## The records
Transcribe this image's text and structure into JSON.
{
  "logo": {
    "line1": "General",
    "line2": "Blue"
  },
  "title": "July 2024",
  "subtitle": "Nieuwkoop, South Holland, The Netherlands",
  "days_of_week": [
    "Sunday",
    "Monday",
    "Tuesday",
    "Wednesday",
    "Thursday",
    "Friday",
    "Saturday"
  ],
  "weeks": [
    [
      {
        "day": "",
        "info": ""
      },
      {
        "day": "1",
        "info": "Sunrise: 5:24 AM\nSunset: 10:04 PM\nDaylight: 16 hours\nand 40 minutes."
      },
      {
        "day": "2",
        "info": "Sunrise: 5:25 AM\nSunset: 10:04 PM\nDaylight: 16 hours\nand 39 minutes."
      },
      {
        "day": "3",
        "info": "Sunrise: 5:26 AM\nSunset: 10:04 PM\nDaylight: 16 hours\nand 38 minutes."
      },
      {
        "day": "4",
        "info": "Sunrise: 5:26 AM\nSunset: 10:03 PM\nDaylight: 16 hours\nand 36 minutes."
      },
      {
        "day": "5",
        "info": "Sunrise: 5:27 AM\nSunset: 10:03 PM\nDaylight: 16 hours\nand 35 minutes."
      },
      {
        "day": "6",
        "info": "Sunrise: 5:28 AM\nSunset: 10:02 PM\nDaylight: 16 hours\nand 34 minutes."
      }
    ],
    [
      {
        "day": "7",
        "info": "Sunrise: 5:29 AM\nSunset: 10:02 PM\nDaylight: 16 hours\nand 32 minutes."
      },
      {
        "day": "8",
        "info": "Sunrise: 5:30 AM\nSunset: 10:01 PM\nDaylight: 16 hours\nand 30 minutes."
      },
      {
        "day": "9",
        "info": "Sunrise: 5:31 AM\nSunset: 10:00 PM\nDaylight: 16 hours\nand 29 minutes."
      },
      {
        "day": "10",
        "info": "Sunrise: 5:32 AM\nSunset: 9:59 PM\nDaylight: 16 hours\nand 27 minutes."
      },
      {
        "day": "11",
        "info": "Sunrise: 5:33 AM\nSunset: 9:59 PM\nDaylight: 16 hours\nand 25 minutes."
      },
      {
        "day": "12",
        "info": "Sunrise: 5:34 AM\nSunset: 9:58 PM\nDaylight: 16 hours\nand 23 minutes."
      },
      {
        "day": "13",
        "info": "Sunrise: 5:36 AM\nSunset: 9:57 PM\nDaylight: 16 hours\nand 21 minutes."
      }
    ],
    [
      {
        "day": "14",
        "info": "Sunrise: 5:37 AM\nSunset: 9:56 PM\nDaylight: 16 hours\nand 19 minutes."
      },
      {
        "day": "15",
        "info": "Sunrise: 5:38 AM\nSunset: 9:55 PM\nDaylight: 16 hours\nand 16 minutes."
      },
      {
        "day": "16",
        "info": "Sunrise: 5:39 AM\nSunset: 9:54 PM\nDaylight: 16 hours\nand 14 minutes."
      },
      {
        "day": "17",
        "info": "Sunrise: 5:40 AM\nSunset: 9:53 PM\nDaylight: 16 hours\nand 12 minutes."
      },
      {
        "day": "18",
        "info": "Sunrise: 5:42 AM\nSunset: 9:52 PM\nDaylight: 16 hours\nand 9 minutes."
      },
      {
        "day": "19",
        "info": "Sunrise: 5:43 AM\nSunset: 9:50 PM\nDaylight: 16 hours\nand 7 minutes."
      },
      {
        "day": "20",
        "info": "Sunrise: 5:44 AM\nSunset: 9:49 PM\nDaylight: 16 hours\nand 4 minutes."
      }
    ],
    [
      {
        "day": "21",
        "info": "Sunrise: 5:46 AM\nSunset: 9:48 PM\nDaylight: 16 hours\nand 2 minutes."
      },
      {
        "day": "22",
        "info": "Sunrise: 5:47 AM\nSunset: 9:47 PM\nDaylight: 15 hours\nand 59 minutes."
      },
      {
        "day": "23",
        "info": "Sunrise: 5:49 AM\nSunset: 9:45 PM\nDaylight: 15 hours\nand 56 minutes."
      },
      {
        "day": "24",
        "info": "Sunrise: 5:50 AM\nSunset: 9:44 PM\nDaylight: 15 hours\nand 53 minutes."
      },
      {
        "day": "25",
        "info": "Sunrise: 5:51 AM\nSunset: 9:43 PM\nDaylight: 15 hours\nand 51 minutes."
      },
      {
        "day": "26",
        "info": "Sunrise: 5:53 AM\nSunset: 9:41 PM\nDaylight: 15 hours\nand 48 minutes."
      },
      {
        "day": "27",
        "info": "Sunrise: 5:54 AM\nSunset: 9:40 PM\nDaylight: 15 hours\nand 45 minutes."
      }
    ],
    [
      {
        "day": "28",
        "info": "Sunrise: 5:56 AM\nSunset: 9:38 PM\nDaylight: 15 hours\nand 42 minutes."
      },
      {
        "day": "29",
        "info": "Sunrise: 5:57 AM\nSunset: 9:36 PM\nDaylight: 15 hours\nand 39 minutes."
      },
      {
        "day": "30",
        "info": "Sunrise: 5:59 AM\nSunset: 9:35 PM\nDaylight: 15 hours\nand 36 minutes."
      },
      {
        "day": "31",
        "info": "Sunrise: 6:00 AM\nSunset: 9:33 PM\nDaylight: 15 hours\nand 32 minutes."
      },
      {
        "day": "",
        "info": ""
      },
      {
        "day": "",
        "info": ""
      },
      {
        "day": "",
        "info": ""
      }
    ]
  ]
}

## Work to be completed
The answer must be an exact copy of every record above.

## Solution for this exercise
Transcribe this image's text and structure into JSON.
{
  "logo": {
    "line1": "General",
    "line2": "Blue"
  },
  "title": "July 2024",
  "subtitle": "Nieuwkoop, South Holland, The Netherlands",
  "days_of_week": [
    "Sunday",
    "Monday",
    "Tuesday",
    "Wednesday",
    "Thursday",
    "Friday",
    "Saturday"
  ],
  "weeks": [
    [
      {
        "day": "",
        "info": ""
      },
      {
        "day": "1",
        "info": "Sunrise: 5:24 AM\nSunset: 10:04 PM\nDaylight: 16 hours\nand 40 minutes."
      },
      {
        "day": "2",
        "info": "Sunrise: 5:25 AM\nSunset: 10:04 PM\nDaylight: 16 hours\nand 39 minutes."
      },
      {
        "day": "3",
        "info": "Sunrise: 5:26 AM\nSunset: 10:04 PM\nDaylight: 16 hours\nand 38 minutes."
      },
      {
        "day": "4",
        "info": "Sunrise: 5:26 AM\nSunset: 10:03 PM\nDaylight: 16 hours\nand 36 minutes."
      },
      {
        "day": "5",
        "info": "Sunrise: 5:27 AM\nSunset: 10:03 PM\nDaylight: 16 hours\nand 35 minutes."
      },
      {
        "day": "6",
        "info": "Sunrise: 5:28 AM\nSunset: 10:02 PM\nDaylight: 16 hours\nand 34 minutes."
      }
    ],
    [
      {
        "day": "7",
        "info": "Sunrise: 5:29 AM\nSunset: 10:02 PM\nDaylight: 16 hours\nand 32 minutes."
      },
      {
        "day": "8",
        "info": "Sunrise: 5:30 AM\nSunset: 10:01 PM\nDaylight: 16 hours\nand 30 minutes."
      },
      {
        "day": "9",
        "info": "Sunrise: 5:31 AM\nSunset: 10:00 PM\nDaylight: 16 hours\nand 29 minutes."
      },
      {
        "day": "10",
        "info": "Sunrise: 5:32 AM\nSunset: 9:59 PM\nDaylight: 16 hours\nand 27 minutes."
      },
      {
        "day": "11",
        "info": "Sunrise: 5:33 AM\nSunset: 9:59 PM\nDaylight: 16 hours\nand 25 minutes."
      },
      {
        "day": "12",
        "info": "Sunrise: 5:34 AM\nSunset: 9:58 PM\nDaylight: 16 hours\nand 23 minutes."
      },
      {
        "day": "13",
        "info": "Sunrise: 5:36 AM\nSunset: 9:57 PM\nDaylight: 16 hours\nand 21 minutes."
      }
    ],
    [
      {
        "day": "14",
        "info": "Sunrise: 5:37 AM\nSunset: 9:56 PM\nDaylight: 16 hours\nand 19 minutes."
      },
      {
        "day": "15",
        "info": "Sunrise: 5:38 AM\nSunset: 9:55 PM\nDaylight: 16 hours\nand 16 minutes."
      },
      {
        "day": "16",
        "info": "Sunrise: 5:39 AM\nSunset: 9:54 PM\nDaylight: 16 hours\nand 14 minutes."
      },
      {
        "day": "17",
        "info": "Sunrise: 5:40 AM\nSunset: 9:53 PM\nDaylight: 16 hours\nand 12 minutes."
      },
      {
        "day": "18",
        "info": "Sunrise: 5:42 AM\nSunset: 9:52 PM\nDaylight: 16 hours\nand 9 minutes."
      },
      {
        "day": "19",
        "info": "Sunrise: 5:43 AM\nSunset: 9:50 PM\nDaylight: 16 hours\nand 7 minutes."
      },
      {
        "day": "20",
        "info": "Sunrise: 5:44 AM\nSunset: 9:49 PM\nDaylight: 16 hours\nand 4 minutes."
      }
    ],
    [
      {
        "day": "21",
        "info": "Sunrise: 5:46 AM\nSunset: 9:48 PM\nDaylight: 16 hours\nand 2 minutes."
      },
      {
        "day": "22",
        "info": "Sunrise: 5:47 AM\nSunset: 9:47 PM\nDaylight: 15 hours\nand 59 minutes."
      },
      {
        "day": "23",
        "info": "Sunrise: 5:49 AM\nSunset: 9:45 PM\nDaylight: 15 hours\nand 56 minutes."
      },
      {
        "day": "24",
        "info": "Sunrise: 5:50 AM\nSunset: 9:44 PM\nDaylight: 15 hours\nand 53 minutes."
      },
      {
        "day": "25",
        "info": "Sunrise: 5:51 AM\nSunset: 9:43 PM\nDaylight: 15 hours\nand 51 minutes."
      },
      {
        "day": "26",
        "info": "Sunrise: 5:53 AM\nSunset: 9:41 PM\nDaylight: 15 hours\nand 48 minutes."
      },
      {
        "day": "27",
        "info": "Sunrise: 5:54 AM\nSunset: 9:40 PM\nDaylight: 15 hours\nand 45 minutes."
      }
    ],
    [
      {
        "day": "28",
        "info": "Sunrise: 5:56 AM\nSunset: 9:38 PM\nDaylight: 15 hours\nand 42 minutes."
      },
      {
        "day": "29",
        "info": "Sunrise: 5:57 AM\nSunset: 9:36 PM\nDaylight: 15 hours\nand 39 minutes."
      },
      {
        "day": "30",
        "info": "Sunrise: 5:59 AM\nSunset: 9:35 PM\nDaylight: 15 hours\nand 36 minutes."
      },
      {
        "day": "31",
        "info": "Sunrise: 6:00 AM\nSunset: 9:33 PM\nDaylight: 15 hours\nand 32 minutes."
      },
      {
        "day": "",
        "info": ""
      },
      {
        "day": "",
        "info": ""
      },
      {
        "day": "",
        "info": ""
      }
    ]
  ]
}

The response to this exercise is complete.